--- INPUT Enclosed Below ---
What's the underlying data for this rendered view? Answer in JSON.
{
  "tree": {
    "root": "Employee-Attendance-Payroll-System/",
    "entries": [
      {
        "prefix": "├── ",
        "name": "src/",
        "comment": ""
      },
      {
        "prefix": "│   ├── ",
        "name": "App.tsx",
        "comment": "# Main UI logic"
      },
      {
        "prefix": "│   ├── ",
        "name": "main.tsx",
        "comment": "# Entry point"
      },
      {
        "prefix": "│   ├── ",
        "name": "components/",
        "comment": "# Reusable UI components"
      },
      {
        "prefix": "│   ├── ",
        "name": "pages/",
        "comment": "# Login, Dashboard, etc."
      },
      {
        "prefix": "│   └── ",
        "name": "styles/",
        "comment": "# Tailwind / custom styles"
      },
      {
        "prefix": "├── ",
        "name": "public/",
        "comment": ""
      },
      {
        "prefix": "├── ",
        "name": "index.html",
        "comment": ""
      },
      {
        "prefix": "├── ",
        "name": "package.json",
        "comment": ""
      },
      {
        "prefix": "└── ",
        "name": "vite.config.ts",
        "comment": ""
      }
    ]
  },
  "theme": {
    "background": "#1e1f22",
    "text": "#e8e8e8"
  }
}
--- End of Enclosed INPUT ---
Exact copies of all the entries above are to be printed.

* [OUTPUT]
What's the underlying data for this rendered view? Answer in JSON.
{
  "tree": {
    "root": "Employee-Attendance-Payroll-System/",
    "entries": [
      {
        "prefix": "├── ",
        "name": "src/",
        "comment": ""
      },
      {
        "prefix": "│   ├── ",
        "name": "App.tsx",
        "comment": "# Main UI logic"
      },
      {
        "prefix": "│   ├── ",
        "name": "main.tsx",
        "comment": "# Entry point"
      },
      {
        "prefix": "│   ├── ",
        "name": "components/",
        "comment": "# Reusable UI components"
      },
      {
        "prefix": "│   ├── ",
        "name": "pages/",
        "comment": "# Login, Dashboard, etc."
      },
      {
        "prefix": "│   └── ",
        "name": "styles/",
        "comment": "# Tailwind / custom styles"
      },
      {
        "prefix": "├── ",
        "name": "public/",
        "comment": ""
      },
      {
        "prefix": "├── ",
        "name": "index.html",
        "comment": ""
      },
      {
        "prefix": "├── ",
        "name": "package.json",
        "comment": ""
      },
      {
        "prefix": "└── ",
        "name": "vite.config.ts",
        "comment": ""
      }
    ]
  },
  "theme": {
    "background": "#1e1f22",
    "text": "#e8e8e8"
  }
}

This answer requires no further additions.